BRIEF:
Output every line below as it stands, dropping only the images.

Stored dataset items

"""

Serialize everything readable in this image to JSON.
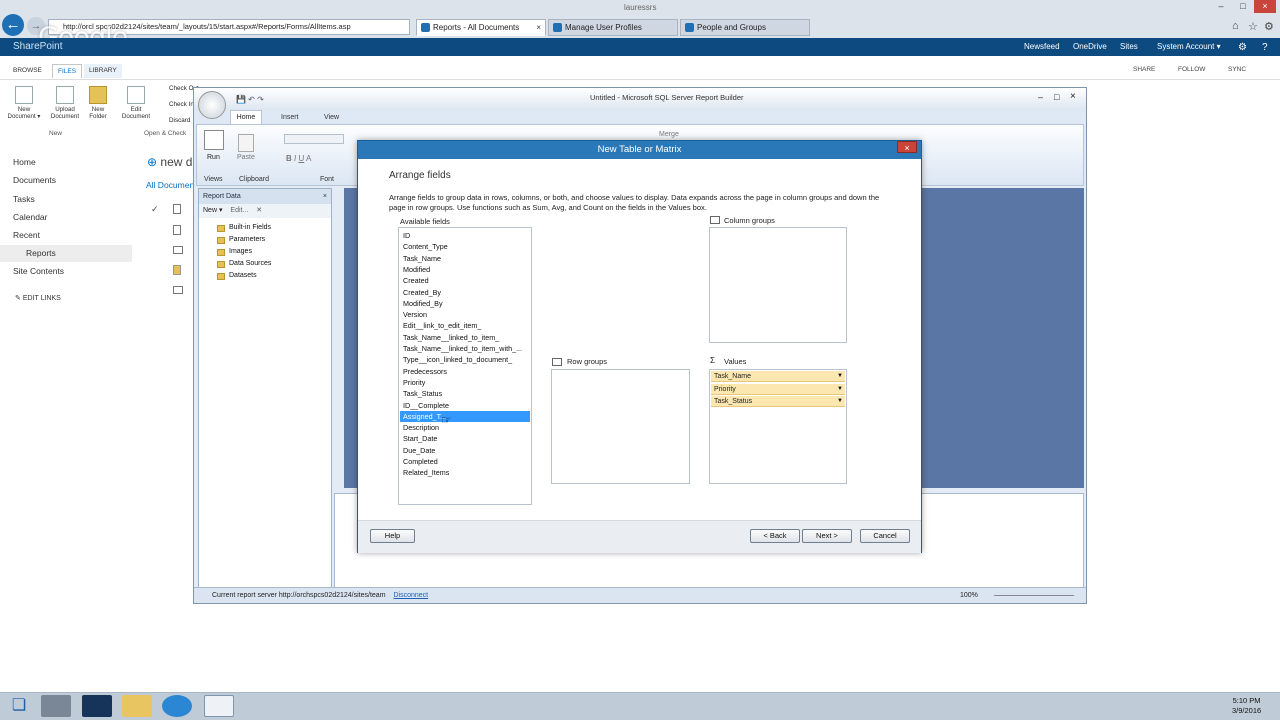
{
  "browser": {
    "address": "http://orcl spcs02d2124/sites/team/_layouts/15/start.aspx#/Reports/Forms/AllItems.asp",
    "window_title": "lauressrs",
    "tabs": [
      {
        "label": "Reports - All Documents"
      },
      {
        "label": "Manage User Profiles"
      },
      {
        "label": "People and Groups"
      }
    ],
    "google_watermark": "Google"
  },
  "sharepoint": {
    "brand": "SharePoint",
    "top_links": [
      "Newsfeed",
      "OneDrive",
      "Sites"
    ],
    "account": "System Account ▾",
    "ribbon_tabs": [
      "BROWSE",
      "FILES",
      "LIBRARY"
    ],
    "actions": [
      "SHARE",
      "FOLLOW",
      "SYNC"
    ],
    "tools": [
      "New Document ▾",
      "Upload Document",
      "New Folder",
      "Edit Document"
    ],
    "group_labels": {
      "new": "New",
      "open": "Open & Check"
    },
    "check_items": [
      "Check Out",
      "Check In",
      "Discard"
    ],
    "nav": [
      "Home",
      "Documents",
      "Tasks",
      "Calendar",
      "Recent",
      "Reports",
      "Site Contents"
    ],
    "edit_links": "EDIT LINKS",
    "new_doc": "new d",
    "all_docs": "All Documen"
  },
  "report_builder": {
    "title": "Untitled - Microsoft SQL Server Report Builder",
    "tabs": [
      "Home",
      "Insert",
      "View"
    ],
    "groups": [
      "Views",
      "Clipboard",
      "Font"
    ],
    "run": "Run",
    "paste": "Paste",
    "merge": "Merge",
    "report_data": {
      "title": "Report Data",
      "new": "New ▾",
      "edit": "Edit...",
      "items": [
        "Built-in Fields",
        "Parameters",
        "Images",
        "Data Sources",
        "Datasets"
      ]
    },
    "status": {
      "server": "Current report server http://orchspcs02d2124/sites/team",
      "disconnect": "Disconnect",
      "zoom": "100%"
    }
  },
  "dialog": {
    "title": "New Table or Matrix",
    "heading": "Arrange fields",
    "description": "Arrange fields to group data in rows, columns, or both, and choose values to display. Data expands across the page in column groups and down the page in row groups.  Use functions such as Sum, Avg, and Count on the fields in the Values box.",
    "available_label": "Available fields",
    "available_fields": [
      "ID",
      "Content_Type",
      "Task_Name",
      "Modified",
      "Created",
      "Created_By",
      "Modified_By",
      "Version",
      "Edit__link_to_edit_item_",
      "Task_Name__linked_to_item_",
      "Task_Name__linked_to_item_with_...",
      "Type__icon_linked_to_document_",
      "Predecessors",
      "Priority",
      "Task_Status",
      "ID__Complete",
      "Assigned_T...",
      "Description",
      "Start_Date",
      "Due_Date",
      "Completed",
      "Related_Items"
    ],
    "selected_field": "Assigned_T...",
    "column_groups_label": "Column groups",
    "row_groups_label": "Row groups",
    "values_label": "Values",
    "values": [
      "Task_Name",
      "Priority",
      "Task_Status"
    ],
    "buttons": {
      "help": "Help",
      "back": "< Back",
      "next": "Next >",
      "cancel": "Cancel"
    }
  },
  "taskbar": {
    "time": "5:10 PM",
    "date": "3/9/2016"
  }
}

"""

WRITTEN ANSWER:
Serialize everything readable in this image to JSON.
{
  "browser": {
    "address": "http://orcl spcs02d2124/sites/team/_layouts/15/start.aspx#/Reports/Forms/AllItems.asp",
    "window_title": "lauressrs",
    "tabs": [
      {
        "label": "Reports - All Documents"
      },
      {
        "label": "Manage User Profiles"
      },
      {
        "label": "People and Groups"
      }
    ],
    "google_watermark": "Google"
  },
  "sharepoint": {
    "brand": "SharePoint",
    "top_links": [
      "Newsfeed",
      "OneDrive",
      "Sites"
    ],
    "account": "System Account ▾",
    "ribbon_tabs": [
      "BROWSE",
      "FILES",
      "LIBRARY"
    ],
    "actions": [
      "SHARE",
      "FOLLOW",
      "SYNC"
    ],
    "tools": [
      "New Document ▾",
      "Upload Document",
      "New Folder",
      "Edit Document"
    ],
    "group_labels": {
      "new": "New",
      "open": "Open & Check"
    },
    "check_items": [
      "Check Out",
      "Check In",
      "Discard"
    ],
    "nav": [
      "Home",
      "Documents",
      "Tasks",
      "Calendar",
      "Recent",
      "Reports",
      "Site Contents"
    ],
    "edit_links": "EDIT LINKS",
    "new_doc": "new d",
    "all_docs": "All Documen"
  },
  "report_builder": {
    "title": "Untitled - Microsoft SQL Server Report Builder",
    "tabs": [
      "Home",
      "Insert",
      "View"
    ],
    "groups": [
      "Views",
      "Clipboard",
      "Font"
    ],
    "run": "Run",
    "paste": "Paste",
    "merge": "Merge",
    "report_data": {
      "title": "Report Data",
      "new": "New ▾",
      "edit": "Edit...",
      "items": [
        "Built-in Fields",
        "Parameters",
        "Images",
        "Data Sources",
        "Datasets"
      ]
    },
    "status": {
      "server": "Current report server http://orchspcs02d2124/sites/team",
      "disconnect": "Disconnect",
      "zoom": "100%"
    }
  },
  "dialog": {
    "title": "New Table or Matrix",
    "heading": "Arrange fields",
    "description": "Arrange fields to group data in rows, columns, or both, and choose values to display. Data expands across the page in column groups and down the page in row groups.  Use functions such as Sum, Avg, and Count on the fields in the Values box.",
    "available_label": "Available fields",
    "available_fields": [
      "ID",
      "Content_Type",
      "Task_Name",
      "Modified",
      "Created",
      "Created_By",
      "Modified_By",
      "Version",
      "Edit__link_to_edit_item_",
      "Task_Name__linked_to_item_",
      "Task_Name__linked_to_item_with_...",
      "Type__icon_linked_to_document_",
      "Predecessors",
      "Priority",
      "Task_Status",
      "ID__Complete",
      "Assigned_T...",
      "Description",
      "Start_Date",
      "Due_Date",
      "Completed",
      "Related_Items"
    ],
    "selected_field": "Assigned_T...",
    "column_groups_label": "Column groups",
    "row_groups_label": "Row groups",
    "values_label": "Values",
    "values": [
      "Task_Name",
      "Priority",
      "Task_Status"
    ],
    "buttons": {
      "help": "Help",
      "back": "< Back",
      "next": "Next >",
      "cancel": "Cancel"
    }
  },
  "taskbar": {
    "time": "5:10 PM",
    "date": "3/9/2016"
  }
}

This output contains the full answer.